So, what should you eat? Look for foods that provide plenty of protein and are rich in omega-3 fatty acids. Protein is essential because it helps your body produce amino acids, which lead to neurotransmitters that enhance your mental acuity and motivation. Omega-3 fatty acids help with concentration and memory, both of which are critical functions for test-taking. You can find large amounts of omega-3 fatty acids in freshwater fish as well as nuts like hazelnuts, walnuts and cashews.
When you're tired of studying and ready to take a break, you may feel like watching TV or scrolling through social media sites to kick back and give your brain a rest. Instead, consider going outside or heading over to the gym and getting some exercise. You can still take a break from studying this way, but getting your blood pumping can help you return to your work more energized, and can even help stimulate your brain.
You may even want to fit in a little exercise shortly before your exam to help energize your mind and calm anxiety. Even a walk across campus can help. Exercise doesn't just help your concentration in the short term. Maintaining an active lifestyle, especially in terms of cardiovascular health, links to better cognition for young adults overall. Therefore, it's smart to prioritize regular exercise in college.
You're probably used to your parents urging you to get plenty of sleep during finals week, but perhaps you don't take this advice seriously. After all, you have too much to get done to lose eight hours out of every 24 on sleep. The reality is that you should prioritize getting a full night's sleep each night, even if it means less time for studying.
This advice isn't only for finals week. If you're concerned about your test performance, research shows getting enough sleep after studying will help you remember and consolidate that information more effectively. This research also demonstrates it's better to start studying early so you can process information more gradually, with sleep between study sessions, rather than cramming the night before the big test.
Finally, you want to do your best to keep a positive attitude leading up to and during finals week. Every college student knows finals can be a stressful time. It's only natural to feel the pressure to do well, but for many students, this can turn into crippling anxiety. Feeling anxious over your exams will likely only hurt your performance and can make finals a negative experience, no matter what grades you end up receiving.
Try to replace negative emotions with positive ones. Combat thoughts of failure with ones of positivity and confidence. Remind yourself of all the hard work you've done to get where you are. Also, remember that light at the end of the tunnel to help you get through finals week. Do you get to go home afterward to enjoy time with family? Will you finally be able to catch up on your favorite show? Visit old friends? Whatever you're looking forward to, use it as a motivator and something to keep you smiling when you're feeling stressed.
Finals don't have to cause stress. With the right study solutions, you can feel confident in your performance. One source of stress for many students is trying to figure out a challenging concept on your own. When you run into confusing ideas or questions, instead of hoping they won't be on the test, reach out to a tutor on 24HourAnswers.
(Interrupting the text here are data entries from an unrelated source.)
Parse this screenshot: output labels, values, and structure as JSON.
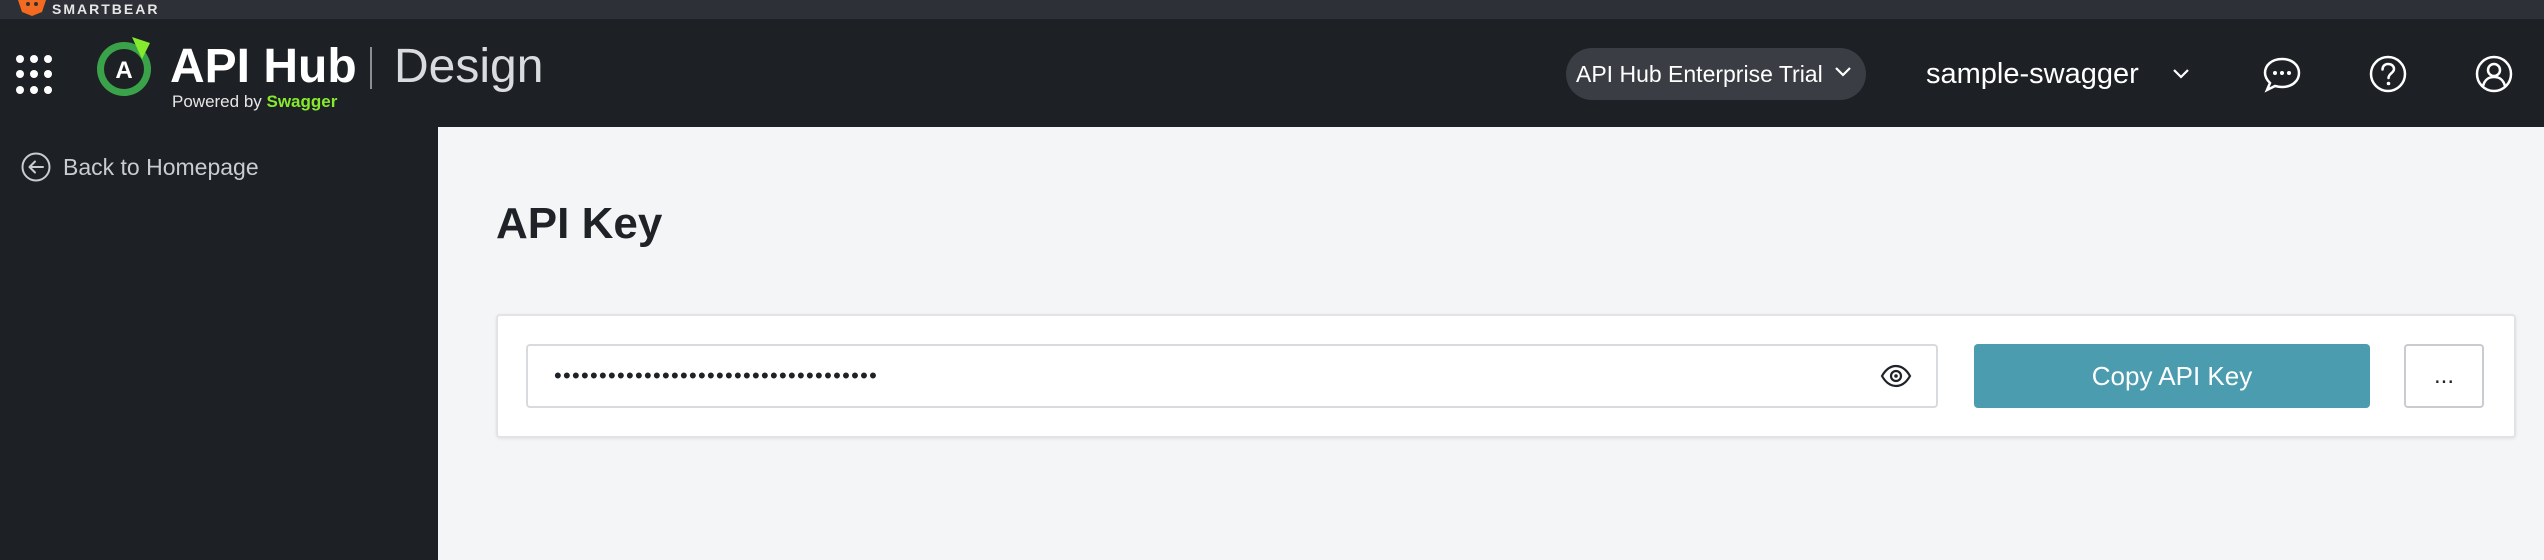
{
  "brandbar": {
    "brand": "SMARTBEAR"
  },
  "header": {
    "logo_title": "API Hub",
    "powered_prefix": "Powered by ",
    "powered_brand": "Swagger",
    "section": "Design",
    "plan": "API Hub Enterprise Trial",
    "workspace": "sample-swagger",
    "icons": [
      "apps-grid-icon",
      "chat-icon",
      "help-icon",
      "user-icon"
    ]
  },
  "sidebar": {
    "back_label": "Back to Homepage"
  },
  "main": {
    "title": "API Key",
    "key_masked": "••••••••••••••••••••••••••••••••••••",
    "copy_label": "Copy API Key",
    "more_label": "..."
  },
  "colors": {
    "accent": "#4a9cae",
    "swagger_green": "#85ea2d",
    "nav_bg": "#1d2024"
  }
}
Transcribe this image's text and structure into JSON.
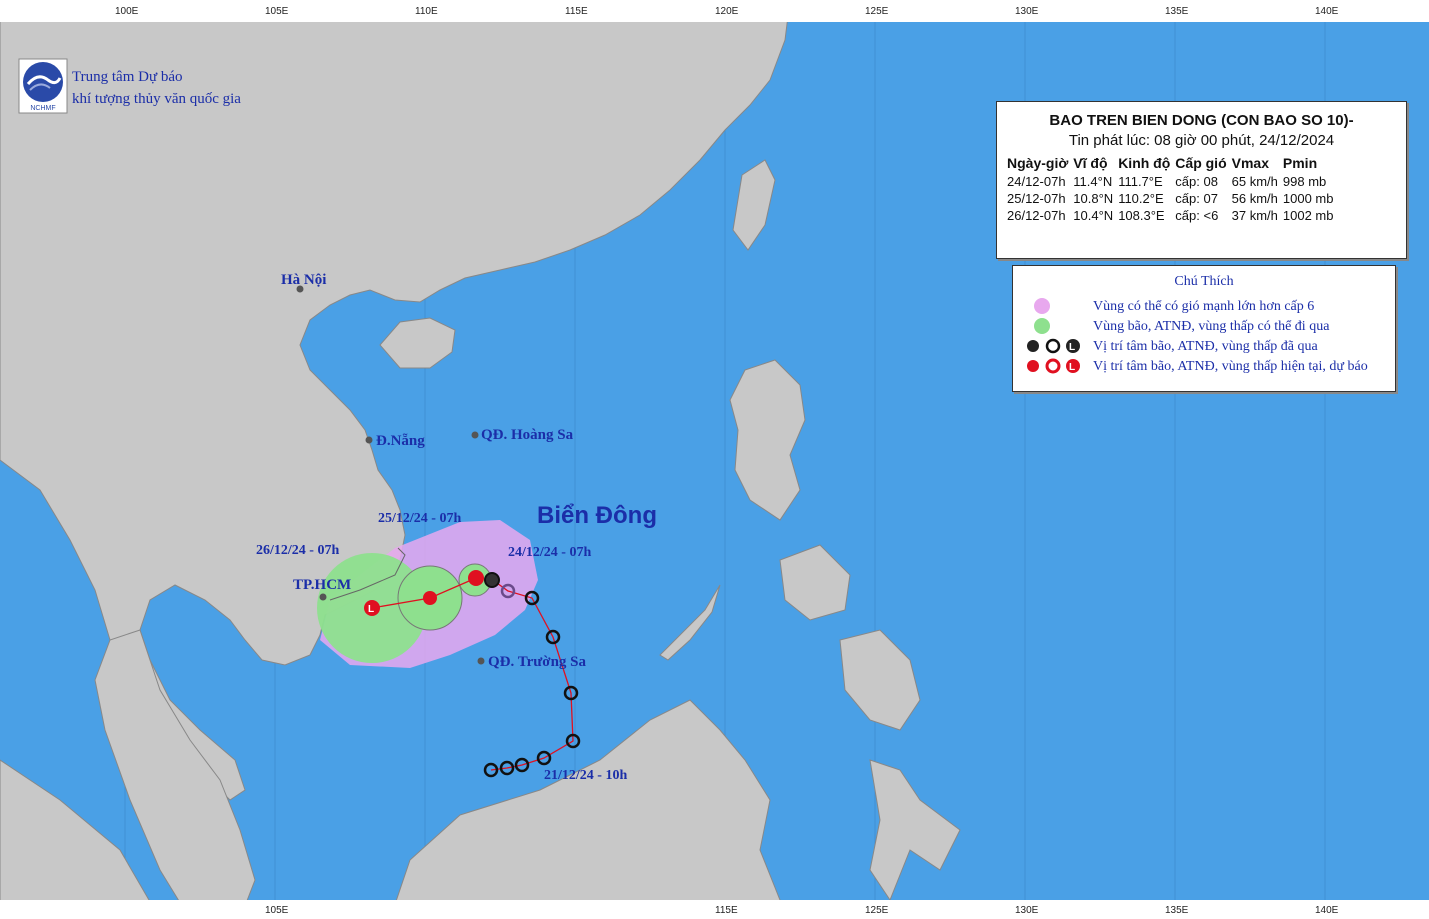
{
  "org": {
    "line1": "Trung tâm Dự báo",
    "line2": "khí tượng thủy văn quốc gia",
    "logo_text": "NCHMF"
  },
  "axis": {
    "top": [
      "100E",
      "105E",
      "110E",
      "115E",
      "120E",
      "125E",
      "130E",
      "135E",
      "140E"
    ],
    "bottom": [
      "105E",
      "115E",
      "125E",
      "130E",
      "135E",
      "140E"
    ]
  },
  "info": {
    "title": "BAO TREN BIEN DONG (CON BAO SO 10)-",
    "issued": "Tin phát lúc: 08 giờ 00 phút, 24/12/2024",
    "headers": [
      "Ngày-giờ",
      "Vĩ độ",
      "Kinh độ",
      "Cấp gió",
      "Vmax",
      "Pmin"
    ],
    "rows": [
      [
        "24/12-07h",
        "11.4°N",
        "111.7°E",
        "cấp: 08",
        "65 km/h",
        "998 mb"
      ],
      [
        "25/12-07h",
        "10.8°N",
        "110.2°E",
        "cấp: 07",
        "56 km/h",
        "1000 mb"
      ],
      [
        "26/12-07h",
        "10.4°N",
        "108.3°E",
        "cấp: <6",
        "37 km/h",
        "1002 mb"
      ]
    ]
  },
  "legend": {
    "title": "Chú Thích",
    "items": [
      {
        "label": "Vùng có thể có gió mạnh lớn hơn cấp 6",
        "color": "#e8a8ee"
      },
      {
        "label": "Vùng bão, ATNĐ, vùng thấp có thể đi qua",
        "color": "#8ee08e"
      },
      {
        "label": "Vị trí tâm bão, ATNĐ, vùng thấp đã qua",
        "color": "#111111"
      },
      {
        "label": "Vị trí tâm bão, ATNĐ, vùng thấp hiện tại, dự báo",
        "color": "#e01020"
      }
    ]
  },
  "places": {
    "hanoi": "Hà Nội",
    "danang": "Đ.Nẵng",
    "hoangsa": "QĐ. Hoàng Sa",
    "hcm": "TP.HCM",
    "truongsa": "QĐ. Trường Sa",
    "sea": "Biển Đông"
  },
  "track_labels": {
    "t1": "25/12/24 - 07h",
    "t2": "26/12/24 - 07h",
    "t3": "24/12/24 - 07h",
    "t4": "21/12/24 - 10h"
  },
  "colors": {
    "sea": "#4aa0e6",
    "land": "#c8c8c8",
    "text": "#1b2ea8",
    "track": "#e01020"
  }
}
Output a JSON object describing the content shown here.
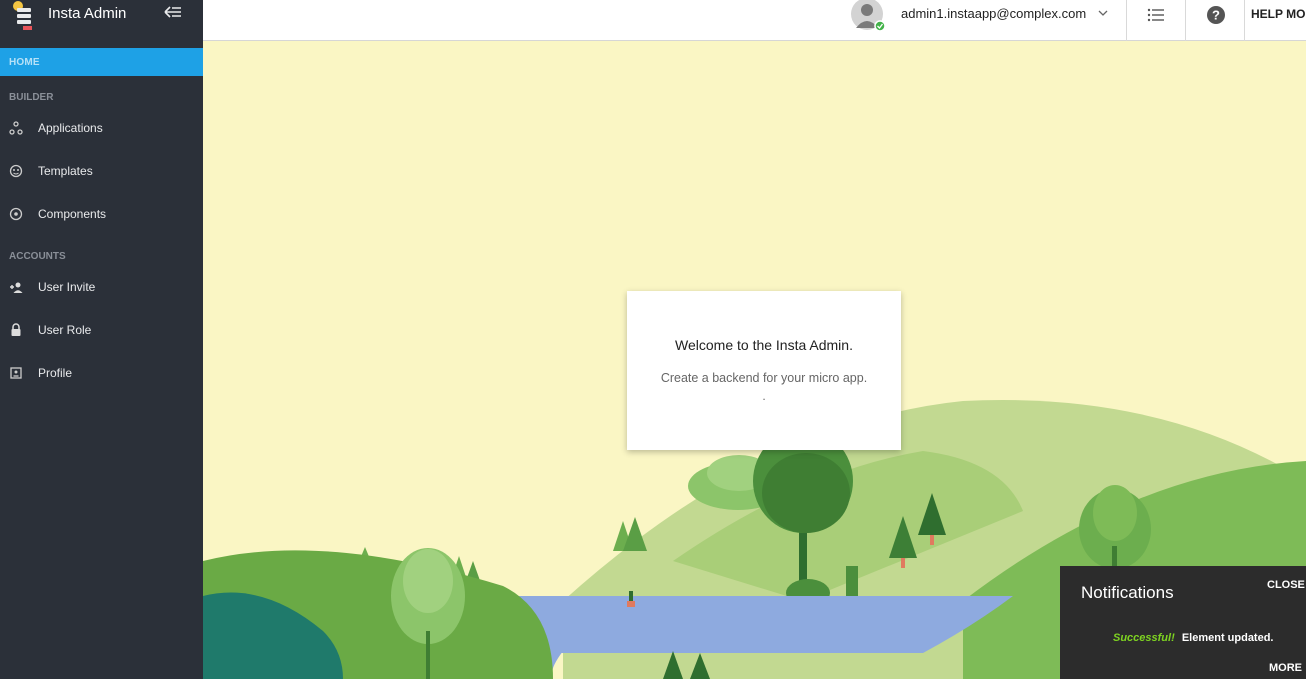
{
  "app": {
    "title": "Insta Admin"
  },
  "sidebar": {
    "home_label": "HOME",
    "sections": [
      {
        "title": "BUILDER",
        "items": [
          {
            "label": "Applications",
            "icon": "applications-icon"
          },
          {
            "label": "Templates",
            "icon": "templates-icon"
          },
          {
            "label": "Components",
            "icon": "components-icon"
          }
        ]
      },
      {
        "title": "ACCOUNTS",
        "items": [
          {
            "label": "User Invite",
            "icon": "user-invite-icon"
          },
          {
            "label": "User Role",
            "icon": "lock-icon"
          },
          {
            "label": "Profile",
            "icon": "profile-icon"
          }
        ]
      }
    ]
  },
  "header": {
    "user_email": "admin1.instaapp@complex.com",
    "help_label": "HELP MO"
  },
  "welcome": {
    "title": "Welcome to the Insta Admin.",
    "subtitle": "Create a backend for your micro app.",
    "dot": "."
  },
  "notifications": {
    "title": "Notifications",
    "close_label": "CLOSE",
    "status": "Successful!",
    "message": "Element updated.",
    "more_label": "MORE"
  },
  "colors": {
    "sidebar_bg": "#2b3039",
    "accent": "#1ea1e6",
    "background": "#faf6c4",
    "success": "#7ed321"
  }
}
All you have to do is fill out a simple form, and we’ll connect you with a tutor who can help you work out your problem. That way, you can be ready for anything your professors throw at you on your final. Contact us today to see how our tutors can help you succeed.